§ **ASSIGNED TASK**:
Each line below has to be output exactly, from first to last.

(Data records for software interfaces)
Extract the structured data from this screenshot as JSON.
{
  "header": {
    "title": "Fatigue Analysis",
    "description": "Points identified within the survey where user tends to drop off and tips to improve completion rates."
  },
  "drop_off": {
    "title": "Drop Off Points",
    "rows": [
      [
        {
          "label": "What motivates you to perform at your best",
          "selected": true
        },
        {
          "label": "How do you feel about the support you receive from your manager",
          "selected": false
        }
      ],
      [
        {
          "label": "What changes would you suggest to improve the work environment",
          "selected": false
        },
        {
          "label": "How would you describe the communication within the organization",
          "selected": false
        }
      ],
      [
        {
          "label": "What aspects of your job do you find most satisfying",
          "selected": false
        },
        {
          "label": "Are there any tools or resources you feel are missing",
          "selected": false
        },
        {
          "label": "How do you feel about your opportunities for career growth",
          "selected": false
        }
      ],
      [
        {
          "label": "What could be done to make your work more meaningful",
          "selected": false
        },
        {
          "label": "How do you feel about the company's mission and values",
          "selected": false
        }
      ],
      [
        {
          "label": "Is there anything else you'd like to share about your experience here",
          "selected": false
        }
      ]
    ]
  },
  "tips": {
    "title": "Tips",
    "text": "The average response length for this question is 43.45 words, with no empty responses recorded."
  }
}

§ **RESULT FOR THIS TASK**:
Extract the structured data from this screenshot as JSON.
{
  "header": {
    "title": "Fatigue Analysis",
    "description": "Points identified within the survey where user tends to drop off and tips to improve completion rates."
  },
  "drop_off": {
    "title": "Drop Off Points",
    "rows": [
      [
        {
          "label": "What motivates you to perform at your best",
          "selected": true
        },
        {
          "label": "How do you feel about the support you receive from your manager",
          "selected": false
        }
      ],
      [
        {
          "label": "What changes would you suggest to improve the work environment",
          "selected": false
        },
        {
          "label": "How would you describe the communication within the organization",
          "selected": false
        }
      ],
      [
        {
          "label": "What aspects of your job do you find most satisfying",
          "selected": false
        },
        {
          "label": "Are there any tools or resources you feel are missing",
          "selected": false
        },
        {
          "label": "How do you feel about your opportunities for career growth",
          "selected": false
        }
      ],
      [
        {
          "label": "What could be done to make your work more meaningful",
          "selected": false
        },
        {
          "label": "How do you feel about the company's mission and values",
          "selected": false
        }
      ],
      [
        {
          "label": "Is there anything else you'd like to share about your experience here",
          "selected": false
        }
      ]
    ]
  },
  "tips": {
    "title": "Tips",
    "text": "The average response length for this question is 43.45 words, with no empty responses recorded."
  }
}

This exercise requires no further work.